There is good news.
All the CU's in the South West Region of the UCCF that people have given me information about (with the exception of Bristol) have had women speakers.
There are some CU's (4 at the moment) where I still have no information and I hope that people will help fill in those gaps to show that these are having women speakers. Finding these is time consuming and often requires local knowledge about individuals twitter accounts etc.
There is bad news.
Nobody has yet given any details of Bristol CU allowing women speakers.
I will continue to update this region and will add other regions as I get time. Personally I think it is helpful to have an evidence based list of which CU's are currently having women speakers rather than unsupported claims that they either do or do not. I hope that those claiming there is no problem outside Bristol will be proved right although simply ignoring the many voices saying there is a problem is not helpful.
One outstanding issue is that simply demonstrating that a CU has had at least one woman speaker is not a guarantee of equality. To my mind there are at least three issues that need to be addressed for that to be the case.

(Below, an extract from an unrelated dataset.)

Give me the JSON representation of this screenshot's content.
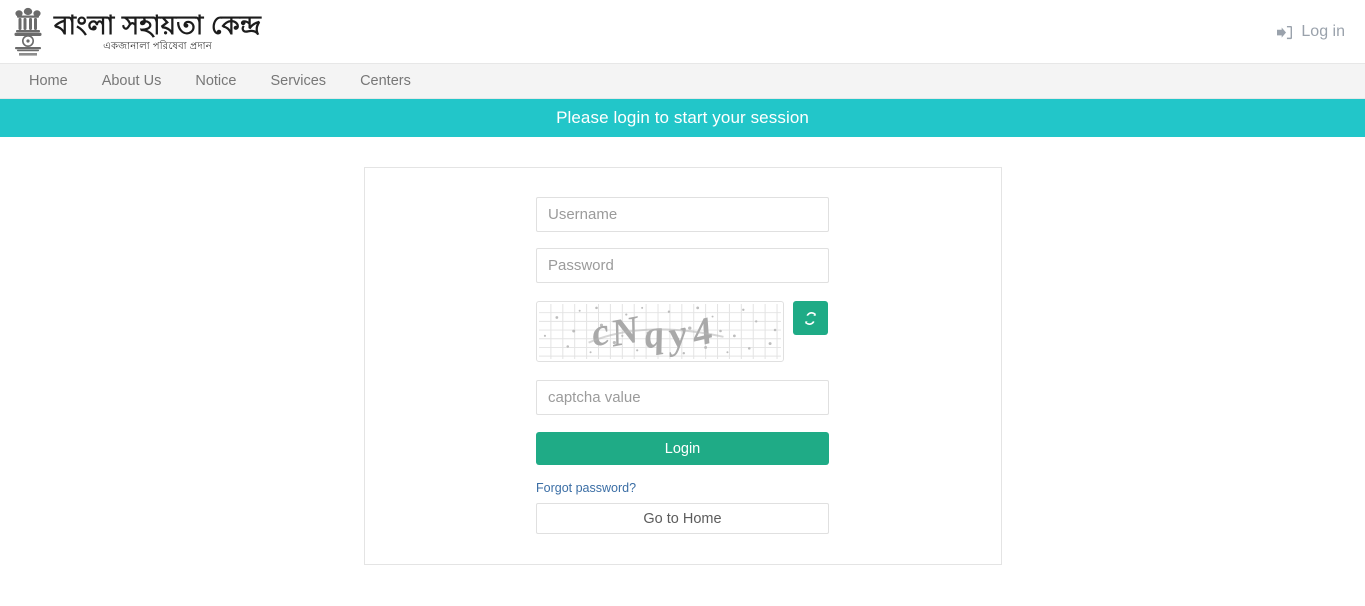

- Frequency. I would suggest that if there are fewer than two women speakers per term then it is hard to claim much of a commitment to equality.
- Authority. For there to be equality there needs to be Women speakers with a range of authority and "status" to match the male speakers. I suggest it does not mean equality if the women who speak are all UCCF relay workers while the men are Church leaders.
- Events. The events where people speak matter. For example a small Bible study and a main mission week event are not the same. That is not to say Bible Studies are unimportant but it is to say that unless you have women speakers at the full range of your events then there is not equality.
I don't know how you could monitor this and I certainly don't intend to. However, I think it is important to recognise the significant limitations that only noting that a woman has been invited to speak has.